Dataset rows for apps and sites
+--

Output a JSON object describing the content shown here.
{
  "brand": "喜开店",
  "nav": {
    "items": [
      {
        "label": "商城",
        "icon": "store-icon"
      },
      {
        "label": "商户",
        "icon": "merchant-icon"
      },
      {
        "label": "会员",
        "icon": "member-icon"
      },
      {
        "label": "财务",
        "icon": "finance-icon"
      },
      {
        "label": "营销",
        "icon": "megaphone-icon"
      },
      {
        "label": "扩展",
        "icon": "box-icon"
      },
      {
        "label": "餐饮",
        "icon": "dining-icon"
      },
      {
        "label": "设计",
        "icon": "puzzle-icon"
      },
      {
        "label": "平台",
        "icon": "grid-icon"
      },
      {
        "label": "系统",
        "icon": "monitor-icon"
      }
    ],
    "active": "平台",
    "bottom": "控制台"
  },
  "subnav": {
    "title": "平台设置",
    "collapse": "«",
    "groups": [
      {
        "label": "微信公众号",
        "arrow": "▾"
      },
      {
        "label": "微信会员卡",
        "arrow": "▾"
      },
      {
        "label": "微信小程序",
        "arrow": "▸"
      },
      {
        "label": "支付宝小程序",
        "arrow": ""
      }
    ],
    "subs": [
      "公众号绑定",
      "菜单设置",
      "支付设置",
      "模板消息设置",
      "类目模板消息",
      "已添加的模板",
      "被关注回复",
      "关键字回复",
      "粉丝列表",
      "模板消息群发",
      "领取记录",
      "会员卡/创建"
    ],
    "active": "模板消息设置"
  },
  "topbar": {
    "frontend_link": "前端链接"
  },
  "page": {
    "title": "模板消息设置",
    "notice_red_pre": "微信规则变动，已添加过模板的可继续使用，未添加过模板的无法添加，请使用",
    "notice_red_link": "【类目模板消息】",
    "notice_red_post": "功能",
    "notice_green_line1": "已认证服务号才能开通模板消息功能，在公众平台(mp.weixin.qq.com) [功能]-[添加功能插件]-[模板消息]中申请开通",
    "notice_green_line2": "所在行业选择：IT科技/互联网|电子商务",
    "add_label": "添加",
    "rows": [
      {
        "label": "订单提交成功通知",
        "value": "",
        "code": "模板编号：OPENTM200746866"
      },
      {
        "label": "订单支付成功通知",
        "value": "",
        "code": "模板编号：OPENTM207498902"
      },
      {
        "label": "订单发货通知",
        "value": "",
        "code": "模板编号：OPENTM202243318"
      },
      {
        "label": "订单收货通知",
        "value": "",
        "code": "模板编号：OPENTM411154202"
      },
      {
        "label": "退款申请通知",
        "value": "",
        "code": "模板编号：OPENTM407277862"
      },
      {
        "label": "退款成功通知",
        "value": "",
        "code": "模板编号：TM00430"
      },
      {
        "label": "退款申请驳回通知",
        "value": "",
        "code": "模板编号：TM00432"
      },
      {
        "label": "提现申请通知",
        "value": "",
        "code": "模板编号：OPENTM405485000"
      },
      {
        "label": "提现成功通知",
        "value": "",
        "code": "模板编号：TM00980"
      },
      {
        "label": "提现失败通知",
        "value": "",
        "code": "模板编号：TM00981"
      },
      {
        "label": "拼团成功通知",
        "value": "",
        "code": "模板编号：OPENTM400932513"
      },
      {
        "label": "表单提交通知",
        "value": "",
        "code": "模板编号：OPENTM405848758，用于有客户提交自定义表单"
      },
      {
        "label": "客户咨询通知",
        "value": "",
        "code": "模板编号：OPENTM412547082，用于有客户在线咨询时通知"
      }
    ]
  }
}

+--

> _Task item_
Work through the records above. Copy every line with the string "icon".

> _Expected answer_
        "icon": "store-icon"
        "icon": "merchant-icon"
        "icon": "member-icon"
        "icon": "finance-icon"
        "icon": "megaphone-icon"
        "icon": "box-icon"
        "icon": "dining-icon"
        "icon": "puzzle-icon"
        "icon": "grid-icon"
        "icon": "monitor-icon"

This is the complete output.